So yeah, this exercise is focused on maintaining stability -- just what the war in Syria threatens.

This air defense and humanitarian relief exercise features units that could make life difficult for Assad's air force.

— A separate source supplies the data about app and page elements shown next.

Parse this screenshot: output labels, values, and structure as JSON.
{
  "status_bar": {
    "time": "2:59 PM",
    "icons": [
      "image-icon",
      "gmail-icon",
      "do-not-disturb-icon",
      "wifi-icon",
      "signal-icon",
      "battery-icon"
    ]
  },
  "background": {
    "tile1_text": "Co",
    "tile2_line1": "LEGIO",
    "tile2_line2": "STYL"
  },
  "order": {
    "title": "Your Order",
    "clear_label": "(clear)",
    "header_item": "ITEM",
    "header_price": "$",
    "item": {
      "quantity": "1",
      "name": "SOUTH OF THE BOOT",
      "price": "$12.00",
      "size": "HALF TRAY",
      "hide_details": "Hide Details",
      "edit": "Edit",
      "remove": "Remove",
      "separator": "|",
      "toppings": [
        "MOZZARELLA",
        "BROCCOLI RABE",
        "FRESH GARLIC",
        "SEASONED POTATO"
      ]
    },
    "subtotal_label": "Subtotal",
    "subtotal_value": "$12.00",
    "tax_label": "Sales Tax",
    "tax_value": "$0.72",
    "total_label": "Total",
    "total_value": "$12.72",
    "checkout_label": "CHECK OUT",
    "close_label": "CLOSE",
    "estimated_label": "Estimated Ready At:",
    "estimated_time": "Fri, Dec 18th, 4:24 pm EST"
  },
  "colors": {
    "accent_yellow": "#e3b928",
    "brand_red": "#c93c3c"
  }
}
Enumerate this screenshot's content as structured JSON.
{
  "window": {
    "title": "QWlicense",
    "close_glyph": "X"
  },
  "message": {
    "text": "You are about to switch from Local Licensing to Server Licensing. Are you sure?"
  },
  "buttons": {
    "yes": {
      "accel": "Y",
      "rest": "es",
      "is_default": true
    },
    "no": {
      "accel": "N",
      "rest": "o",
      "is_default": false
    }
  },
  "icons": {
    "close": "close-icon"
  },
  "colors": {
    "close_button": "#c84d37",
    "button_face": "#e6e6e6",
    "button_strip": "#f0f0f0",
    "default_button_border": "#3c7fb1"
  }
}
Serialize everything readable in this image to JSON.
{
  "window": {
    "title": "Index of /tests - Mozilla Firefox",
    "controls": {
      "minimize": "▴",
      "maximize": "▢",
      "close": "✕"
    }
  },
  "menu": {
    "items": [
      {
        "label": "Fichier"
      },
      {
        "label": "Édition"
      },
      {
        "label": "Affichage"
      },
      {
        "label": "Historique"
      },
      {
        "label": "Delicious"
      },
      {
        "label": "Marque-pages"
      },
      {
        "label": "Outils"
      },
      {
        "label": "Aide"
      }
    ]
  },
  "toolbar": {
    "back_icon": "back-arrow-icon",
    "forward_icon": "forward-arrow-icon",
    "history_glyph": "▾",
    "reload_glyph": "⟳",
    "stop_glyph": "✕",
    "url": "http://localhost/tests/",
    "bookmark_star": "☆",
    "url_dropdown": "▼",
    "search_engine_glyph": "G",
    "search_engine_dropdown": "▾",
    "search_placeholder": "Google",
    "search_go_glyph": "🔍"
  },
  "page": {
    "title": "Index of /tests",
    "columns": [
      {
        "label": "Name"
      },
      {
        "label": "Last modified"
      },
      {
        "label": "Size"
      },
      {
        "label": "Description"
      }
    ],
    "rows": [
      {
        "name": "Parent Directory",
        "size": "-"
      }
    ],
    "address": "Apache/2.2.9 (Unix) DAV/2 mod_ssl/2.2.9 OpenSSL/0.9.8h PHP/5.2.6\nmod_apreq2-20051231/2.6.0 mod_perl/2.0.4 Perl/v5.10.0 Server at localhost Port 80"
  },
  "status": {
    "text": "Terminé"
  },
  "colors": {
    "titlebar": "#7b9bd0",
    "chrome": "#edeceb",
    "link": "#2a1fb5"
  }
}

The 2,200 Marine-strong 26th MEU, like the six other MEUs in the Marine Corps is basically a self-contained, seagoing crisis response force equipped with everything from an infantry battalion to MV-22 Osprey tilt-rotors and the support staff to back them up. Meanwhile, those F-16s from the Colorado Air Guard's 120th Fighter Squadron specialize in keeping enemy aircraft and missiles on the ground -- during the 2003 invasion of Iraq, the 120th dropped hundreds of smart bombs knocking out Saddam Hussein's ballistic missiles.  While the Marines may simply be passing through Jordan, for the exercise that's suppessed to last from June 9 through the 20th, the Patriot missiles and fighters may stick around for a while, providing a hedge against increased aggression by the Syrian government's air force.

As Michael Eisenstadt of the Washington Institute for Near East Policy rmeinds Killer Apps:

"This is the most recent in a series of multinational exercises that started in 2011, and while I believe that a broad range of capabilities are tested during this protracted training exercise, it's hard not to conclude that at least some aspects of the exercise (particular those focusing on humanitarian assistance, chemical warfare mitigation, and missile defense) were written into the script because of ongoing developments in Syria."

U.S. Navy